Injury encompassing a greater portion of the hand or foot and extending to tissues below the skin forecasts a grimmer prognosis. Such an injury may well lead to a partial amputation. Experts estimate, however, that only about 8 percent of patients with frostbite require any type of amputation.

Several factors interact to predispose a hiker or climber to be more susceptible to frostbite. Small children and older, poorly nourished individuals-especially those with poor circulation-are generally more susceptible. Smoking and alcohol use increases one's chances of developing frostbite. Indeed, anyone suffering from exhaustion, poor control of diabetes, or a thyroid condition may have a decreased ability to "warm up" by the body's natural mechanism: shivering.

How Cold Is Cold?
How low must the temperature fall for one to be susceptible to frostbite? Frostbite has been defined as an injury resulting from prolonged exposure to temperatures below 32 degrees Fahrenheit (the freezing point). The frequency of frostbite injuries increases, however, at temperatures below 14 degrees Fahrenheit. Risk of frostbite becomes even greater at wind chill temperatures of -13 Fahrenheit, and a wind chill of -49 Fahrenheit will cause skin to freeze very rapidly. But temperature and wind chill are not the only factors. Skin temperature will drop more quickly if the skin is wet (e.g., from damp clothes, high humidity, or perspiration), and this increases the likelihood of frostbite.

How Do I Know If I Have Frostbite?
The signs and symptoms of frostbite vary, depending on the severity of the injury. Early signs often include a loss of sensation in the affected area-usually fingers, toes, ears, or nose, or even part or all of a hand or foot. Despite the loss of sensation, frostbite is painful. The skin may blanche in color, or become grayish and take on a firm and hard texture. Severe cases are marked by the loss of function in the affected toes or fingers, or even in an entire arm or leg.

Determining the severity of frostbite can be difficult, since some effects of the injury may occur days, weeks, or even months after the initial exposure. Blistering of the skin usually occurs within days of the injury. The blisters may be clear, indicating a superficial skin injury, or they may be red in color, indicating that the thermal injury extends into the deeper tissues. Reddish blisters indicate a more severe prognosis.
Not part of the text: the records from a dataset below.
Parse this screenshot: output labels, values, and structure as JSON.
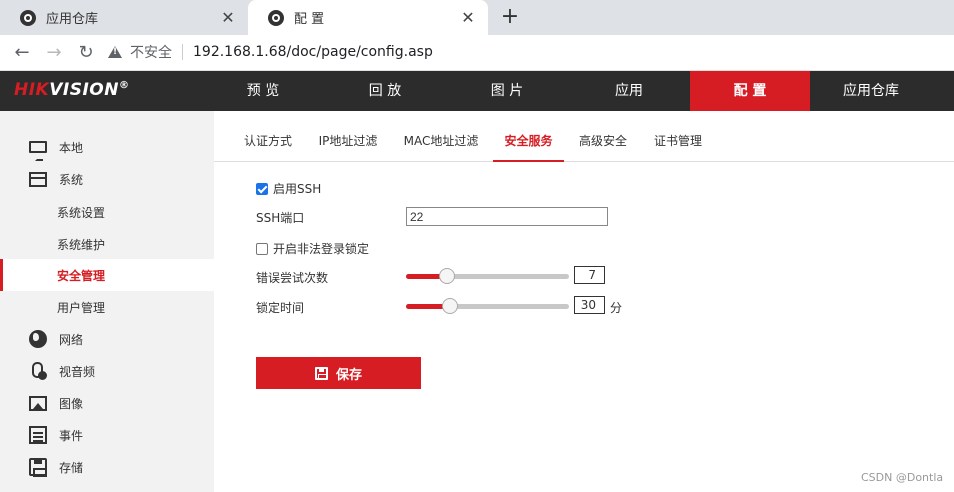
{
  "browser": {
    "tabs": [
      {
        "title": "应用仓库",
        "close": "✕"
      },
      {
        "title": "配 置",
        "close": "✕"
      }
    ],
    "new_tab": "+",
    "nav": {
      "back": "←",
      "forward": "→",
      "reload": "↻"
    },
    "security_label": "不安全",
    "url": "192.168.1.68/doc/page/config.asp"
  },
  "brand": {
    "hik": "HIK",
    "v": "VISION",
    "reg": "®"
  },
  "topnav": [
    {
      "label": "预 览"
    },
    {
      "label": "回 放"
    },
    {
      "label": "图 片"
    },
    {
      "label": "应用"
    },
    {
      "label": "配 置"
    },
    {
      "label": "应用仓库"
    }
  ],
  "sidebar": {
    "items": [
      {
        "label": "本地",
        "icon": "monitor-icon"
      },
      {
        "label": "系统",
        "icon": "window-icon"
      },
      {
        "label": "系统设置"
      },
      {
        "label": "系统维护"
      },
      {
        "label": "安全管理"
      },
      {
        "label": "用户管理"
      },
      {
        "label": "网络",
        "icon": "globe-icon"
      },
      {
        "label": "视音频",
        "icon": "microphone-icon"
      },
      {
        "label": "图像",
        "icon": "image-icon"
      },
      {
        "label": "事件",
        "icon": "calendar-icon"
      },
      {
        "label": "存储",
        "icon": "disk-icon"
      }
    ]
  },
  "subtabs": [
    {
      "label": "认证方式"
    },
    {
      "label": "IP地址过滤"
    },
    {
      "label": "MAC地址过滤"
    },
    {
      "label": "安全服务"
    },
    {
      "label": "高级安全"
    },
    {
      "label": "证书管理"
    }
  ],
  "form": {
    "enable_ssh": {
      "label": "启用SSH",
      "checked": true
    },
    "ssh_port": {
      "label": "SSH端口",
      "value": "22"
    },
    "illegal_login_lock": {
      "label": "开启非法登录锁定",
      "checked": false
    },
    "retry_count": {
      "label": "错误尝试次数",
      "value": "7",
      "level": 0.25
    },
    "lock_time": {
      "label": "锁定时间",
      "value": "30",
      "unit": "分",
      "level": 0.27
    },
    "save_label": "保存"
  },
  "watermark": "CSDN @Dontla",
  "colors": {
    "accent": "#d51d23",
    "navbar": "#2c2c2c",
    "sidebar": "#f2f2f2"
  }
}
Treatment and Prevention
Frostbite can be prevented by wearing appropriately insulated clothing, gloves, socks, and boots. Maintaining adequate nutrition and hydration are important, as are avoiding smoking and alcohol consumption during periods of exposure to cold. One must also ensure that one's boots are not so tight as to cut off circulation in one's feet, and that wet clothing (especially socks and gloves) is removed as soon as possible.

If one suspects that frostbite has set into one's fingers or toes, there are a few simple rules for treatment in the field. Avoid rubbing the affected part, as it can further damage the tissue. Moreover, do not try to re-warm the affected part until all risk of additional freezing has passed. A cycle of tissue freezing, re-warming and re-freezing can be especially damaging.

Hospital treatment is required for severe and even moderate cases of frostbite. In the hospital, the patient is first evaluated for hypothermia-a drop of the patient's overall body temperature. Next, re-warming of the affected hand, foot, or even the entire patient will be started. This may include warm water baths, specialized blankets, and/or warm intravenous fluids and medication.

Local blisters will be treated, and medication for the pain, which accompanies re-warming the tissues, will be prescribed. Over subsequent weeks or even months, as healthy tissues heal, damaged tissues may require surgical removal or amputation. The effects of frostbite may be minimal, or they may be devastating.

In sum, prevention of frostbite is the best medicine.

Howard E. Friedman, DPM, is a podiatrist and board certified foot surgeon in Suffern, NY, treating hikers and non-hikers.